In "Crazy Kate," Cowper uses personification to express the vicissitudes of fate to which Kate has been subjected. For example, in the beginning of the poem, he writes of a person who "better days / saw better clad, in cloak of satin trimmed / With lace." He makes "better days"...
the observer of Kate (and he also repeats the word "better" to emphasize Kate's decline). Later, he writes, "Her fancy followed him through foaming waves / To distant shores." In these lines, another example of personification, Cowper makes Kate's "fancy," or imagination, the subject of the action in which she is following her lost love, a sailor, to his destination. Cowper's use of personification stresses that Kate herself is hapless and can't follow her lost love, though she wants to. Instead, only her imagination can follow him. "Fancy" also "would oft anticipate his glad return," meaning that her imagination also believes falsely that he will come back. The poet's use of personification expresses the idea that her emotions and delusions are coming to take over her mind.
Later in the poem, Kate must spend her days alongside the shore and, "unless when Charity forbids, / The livelong night." In another use of personification, only "Charity" (meaning people's good will) can prevent Kate from being homeless day and night. The poet's use of personification to express charity also expresses that Kate is subject to the vicissitudes of fate and the whims of her fellow man to live.
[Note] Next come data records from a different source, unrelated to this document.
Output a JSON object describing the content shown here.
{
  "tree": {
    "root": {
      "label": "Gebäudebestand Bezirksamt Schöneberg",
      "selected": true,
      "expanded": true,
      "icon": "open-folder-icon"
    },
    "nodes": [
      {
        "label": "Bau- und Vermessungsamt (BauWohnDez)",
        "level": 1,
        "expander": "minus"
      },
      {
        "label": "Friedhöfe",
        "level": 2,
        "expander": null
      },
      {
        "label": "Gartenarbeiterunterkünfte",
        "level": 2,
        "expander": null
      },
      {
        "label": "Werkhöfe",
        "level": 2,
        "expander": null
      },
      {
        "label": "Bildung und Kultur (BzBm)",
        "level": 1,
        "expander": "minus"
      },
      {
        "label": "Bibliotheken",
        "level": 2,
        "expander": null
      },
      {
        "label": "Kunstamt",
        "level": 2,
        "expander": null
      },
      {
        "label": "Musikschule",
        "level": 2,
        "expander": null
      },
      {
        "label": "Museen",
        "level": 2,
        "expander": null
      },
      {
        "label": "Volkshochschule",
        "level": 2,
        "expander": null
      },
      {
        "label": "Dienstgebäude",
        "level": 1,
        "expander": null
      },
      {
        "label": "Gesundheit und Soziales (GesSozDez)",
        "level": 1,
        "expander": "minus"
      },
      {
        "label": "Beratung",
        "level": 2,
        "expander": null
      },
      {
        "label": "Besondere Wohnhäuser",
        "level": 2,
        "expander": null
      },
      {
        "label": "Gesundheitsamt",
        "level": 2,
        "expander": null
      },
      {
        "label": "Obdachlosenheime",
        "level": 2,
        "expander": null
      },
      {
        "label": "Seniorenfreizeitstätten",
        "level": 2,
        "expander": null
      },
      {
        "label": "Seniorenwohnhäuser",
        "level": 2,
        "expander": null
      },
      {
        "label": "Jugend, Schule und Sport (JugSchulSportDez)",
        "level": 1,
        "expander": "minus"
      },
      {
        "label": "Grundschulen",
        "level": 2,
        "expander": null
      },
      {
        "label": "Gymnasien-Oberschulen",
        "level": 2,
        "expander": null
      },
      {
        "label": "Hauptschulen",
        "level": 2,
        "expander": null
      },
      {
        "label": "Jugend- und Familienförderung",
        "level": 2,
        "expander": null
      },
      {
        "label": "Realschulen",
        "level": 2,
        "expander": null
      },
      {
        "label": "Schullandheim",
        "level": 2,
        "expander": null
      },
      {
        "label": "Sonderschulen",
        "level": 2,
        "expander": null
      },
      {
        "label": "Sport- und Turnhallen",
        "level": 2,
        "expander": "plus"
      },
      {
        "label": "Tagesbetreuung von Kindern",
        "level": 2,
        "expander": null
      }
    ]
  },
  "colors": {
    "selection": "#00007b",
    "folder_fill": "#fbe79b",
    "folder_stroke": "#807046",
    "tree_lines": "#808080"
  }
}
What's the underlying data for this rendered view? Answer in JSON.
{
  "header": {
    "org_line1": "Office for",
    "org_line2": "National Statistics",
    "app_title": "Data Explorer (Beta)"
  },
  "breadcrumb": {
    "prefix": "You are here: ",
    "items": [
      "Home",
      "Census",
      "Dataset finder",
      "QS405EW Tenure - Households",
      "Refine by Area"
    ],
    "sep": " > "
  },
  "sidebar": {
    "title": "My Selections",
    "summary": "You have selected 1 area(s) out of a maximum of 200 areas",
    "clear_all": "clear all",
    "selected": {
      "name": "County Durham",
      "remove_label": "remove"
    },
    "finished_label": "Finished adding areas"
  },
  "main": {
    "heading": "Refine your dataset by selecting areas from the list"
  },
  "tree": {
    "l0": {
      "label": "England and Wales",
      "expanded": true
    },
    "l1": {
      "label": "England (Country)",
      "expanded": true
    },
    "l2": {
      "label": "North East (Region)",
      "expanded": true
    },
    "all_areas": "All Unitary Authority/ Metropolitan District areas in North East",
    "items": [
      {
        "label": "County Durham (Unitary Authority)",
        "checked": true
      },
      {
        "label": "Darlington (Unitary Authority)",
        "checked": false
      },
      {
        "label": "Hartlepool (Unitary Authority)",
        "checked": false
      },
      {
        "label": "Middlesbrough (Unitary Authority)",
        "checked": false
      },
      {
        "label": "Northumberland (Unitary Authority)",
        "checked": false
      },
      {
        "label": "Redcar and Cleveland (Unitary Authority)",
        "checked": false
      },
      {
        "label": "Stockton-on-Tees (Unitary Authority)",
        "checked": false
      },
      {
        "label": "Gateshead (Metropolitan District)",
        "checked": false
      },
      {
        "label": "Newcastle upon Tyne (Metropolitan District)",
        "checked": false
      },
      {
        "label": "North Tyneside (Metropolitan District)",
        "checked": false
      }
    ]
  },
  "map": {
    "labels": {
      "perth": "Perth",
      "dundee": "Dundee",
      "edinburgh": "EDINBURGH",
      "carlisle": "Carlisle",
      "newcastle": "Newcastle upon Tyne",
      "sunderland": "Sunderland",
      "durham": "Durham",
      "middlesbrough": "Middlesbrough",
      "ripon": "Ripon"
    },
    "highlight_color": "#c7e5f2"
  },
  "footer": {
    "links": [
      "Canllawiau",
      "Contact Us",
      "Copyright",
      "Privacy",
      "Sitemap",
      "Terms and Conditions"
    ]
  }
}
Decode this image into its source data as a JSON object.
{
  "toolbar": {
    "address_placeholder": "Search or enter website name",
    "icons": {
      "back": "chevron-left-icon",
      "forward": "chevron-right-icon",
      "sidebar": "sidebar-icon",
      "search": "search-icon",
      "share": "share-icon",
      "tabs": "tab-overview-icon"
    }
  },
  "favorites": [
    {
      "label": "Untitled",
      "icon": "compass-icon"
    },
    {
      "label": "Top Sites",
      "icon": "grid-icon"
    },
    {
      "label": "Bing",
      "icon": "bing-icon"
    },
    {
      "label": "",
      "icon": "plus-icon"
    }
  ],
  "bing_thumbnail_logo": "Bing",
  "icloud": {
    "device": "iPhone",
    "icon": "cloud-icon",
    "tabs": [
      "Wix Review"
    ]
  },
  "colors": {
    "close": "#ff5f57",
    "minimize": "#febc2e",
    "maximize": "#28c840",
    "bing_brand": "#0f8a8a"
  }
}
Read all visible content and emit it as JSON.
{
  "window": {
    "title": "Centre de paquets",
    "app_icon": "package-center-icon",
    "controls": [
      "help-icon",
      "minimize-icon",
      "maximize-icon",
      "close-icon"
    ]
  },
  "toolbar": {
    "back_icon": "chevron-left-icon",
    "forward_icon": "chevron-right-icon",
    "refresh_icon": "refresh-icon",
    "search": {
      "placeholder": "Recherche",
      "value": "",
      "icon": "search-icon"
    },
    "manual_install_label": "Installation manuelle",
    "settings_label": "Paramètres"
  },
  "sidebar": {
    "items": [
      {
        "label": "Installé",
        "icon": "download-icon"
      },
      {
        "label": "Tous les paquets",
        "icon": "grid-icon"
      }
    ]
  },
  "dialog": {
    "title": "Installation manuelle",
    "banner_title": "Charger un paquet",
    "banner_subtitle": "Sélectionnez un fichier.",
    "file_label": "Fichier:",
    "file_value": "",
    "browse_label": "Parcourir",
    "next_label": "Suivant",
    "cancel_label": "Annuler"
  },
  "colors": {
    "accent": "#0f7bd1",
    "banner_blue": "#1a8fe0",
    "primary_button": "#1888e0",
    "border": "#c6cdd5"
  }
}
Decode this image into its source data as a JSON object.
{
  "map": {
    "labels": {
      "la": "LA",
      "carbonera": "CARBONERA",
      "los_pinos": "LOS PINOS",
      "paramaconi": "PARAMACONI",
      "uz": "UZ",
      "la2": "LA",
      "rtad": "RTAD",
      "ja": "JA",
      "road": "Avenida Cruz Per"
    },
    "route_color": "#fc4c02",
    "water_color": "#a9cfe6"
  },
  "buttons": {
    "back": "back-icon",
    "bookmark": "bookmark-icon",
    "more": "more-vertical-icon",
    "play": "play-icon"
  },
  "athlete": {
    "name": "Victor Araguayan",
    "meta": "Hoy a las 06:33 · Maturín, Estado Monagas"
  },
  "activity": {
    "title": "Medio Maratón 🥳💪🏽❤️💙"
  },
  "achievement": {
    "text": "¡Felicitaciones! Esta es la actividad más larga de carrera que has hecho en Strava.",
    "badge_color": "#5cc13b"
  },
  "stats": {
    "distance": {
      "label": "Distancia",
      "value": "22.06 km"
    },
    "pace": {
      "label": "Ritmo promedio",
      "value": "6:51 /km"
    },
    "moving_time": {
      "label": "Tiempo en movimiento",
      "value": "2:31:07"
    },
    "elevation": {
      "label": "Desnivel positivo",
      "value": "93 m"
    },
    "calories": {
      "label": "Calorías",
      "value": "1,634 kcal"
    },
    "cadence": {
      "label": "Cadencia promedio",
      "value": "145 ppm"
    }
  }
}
Cowper uses symbols, such as the "cloak of satin trimmed / With lace, and hat with splendid ribbon bound," to stand for Kate's sanity and better luck in earlier days. After her love is lost, her attire is described: "A tattered apron hides, / Worn as a cloak, and hardly hides a gown / More tattered still." Her clothes symbolize her decline, her inner pain, and her mental disintegration. As her clothes decline, so does she, mentally. Her clothes are the outward manifestation of her inner state. The "idle pin" that Kate begs from others is also a symbol of her mental decline, as she hordes the pins as if they were gold, but they serve no purpose.
At the end of the poem, Cowper uses anaphora, or repetition of words at the beginning of clauses, in the lines: "Though pressed with hunger oft, or comelier clothes, / Though pinched with cold, asks never. Kate is crazed." The poet's repetition of the word "though" expresses that Kate is really oppressed by cold and hunger, but she never asks for food. Her extreme want, compared with what she asks for, shows her mental distress.